Helping the child who has difficulty sharing friends

DEAR POLLY, Five-year-old Gracie is always so possessive of whichever child she is playing with at the moment! She is especially possessive of her best friend and won't allow anyone else to play with Tanya. Gracie can be very unkind to other children, who she sees as "interfering" with her friendships. Any ideas as to how I should handle this issue?

You've probably noticed the same thing I have-some children are unselective about their play partners, and others have best friends. I've known pairs of children who are inseparable, who really never want a third party to join them. Others seem to really enjoy group play. We need to respect the fact that children, like adults, don't all have the same preferences in the realm of social life, any more than they all have the same favorite activities. Here are some things I would try in the situation with Gracie:

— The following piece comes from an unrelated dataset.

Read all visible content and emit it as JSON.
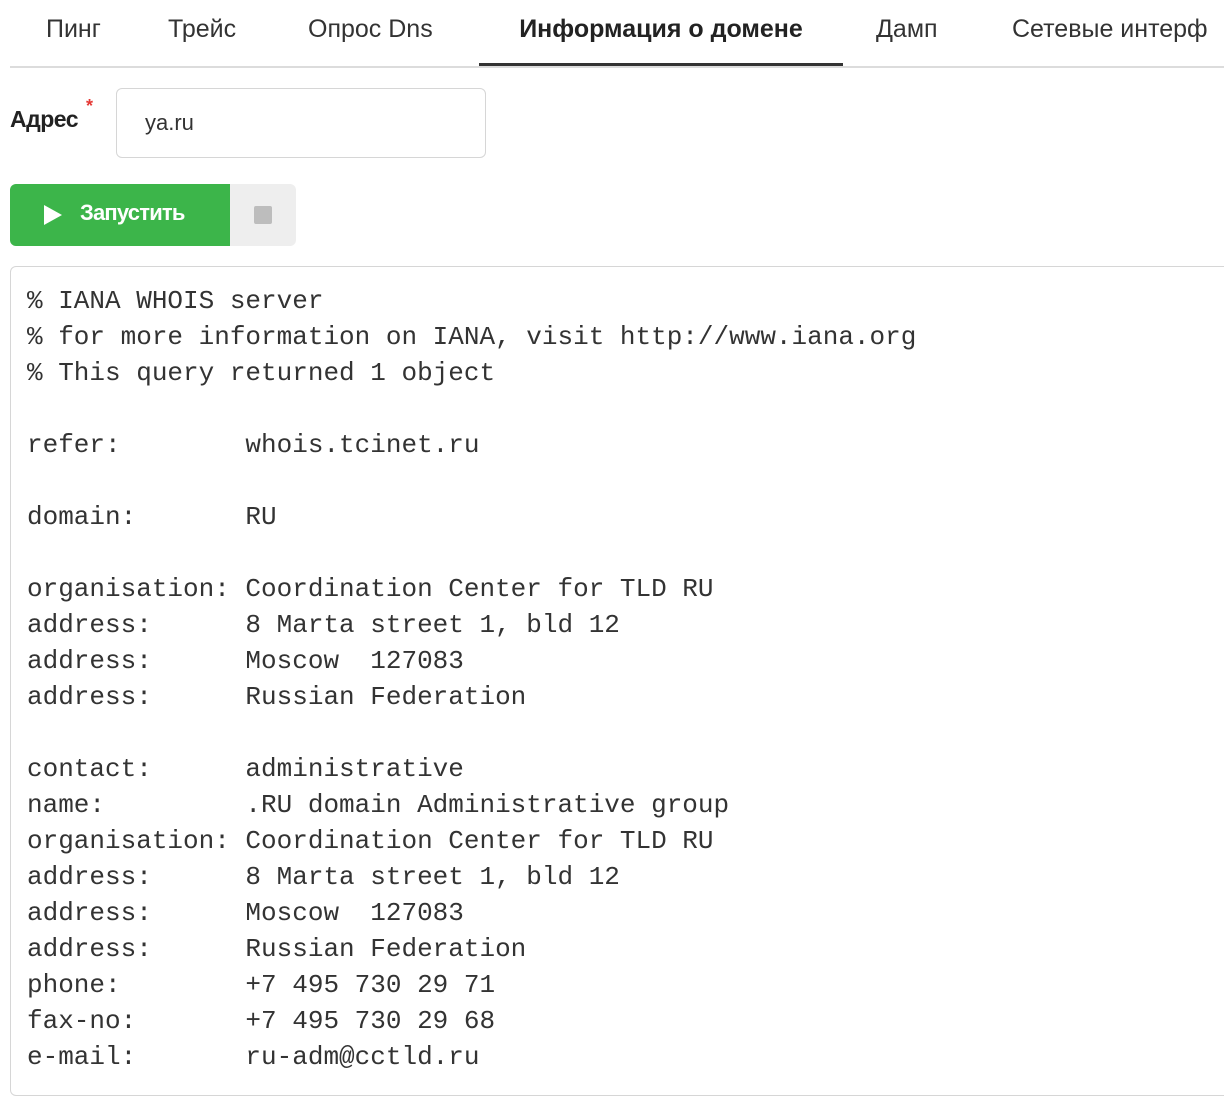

  • Acknowledge Grade's preference for social interaction. When an incident arises, you might say, "I know you really like to play with Tanya. It's wonderful that you and Tanya like each other so much and always have so much fun together."
  • Compliment Gracie on those infrequent occasions when you see her playing with another child. Say, "I'm so happy to see you and Nancy playing together. What you're doing looks like fun. Sometimes it's a good idea to play with a different person, isn't it?"
  • Just as you plan for whole group, small group, and individual activities every day, plan times each day when Grade and the friend she wants to play with can have some special time together. Also, plan a daily small group activity chosen because it's likely to engage and engross Gracie and a few children who want to play with her. You can say, "Lucky you, you all get a turn to try making sock puppets." Focus your comments on the activity, not the participants.

We all know that schedules and routines help children understand our expectations. You can use this principle to foster Gracie's social development. Say, "Now it's time for you and Tanya to play privately," or, "Now it's time for you and Nancy and Tessa to play at the water table." When a child can see that we are responding to her needs and preferences, she will usually work with our other wishes.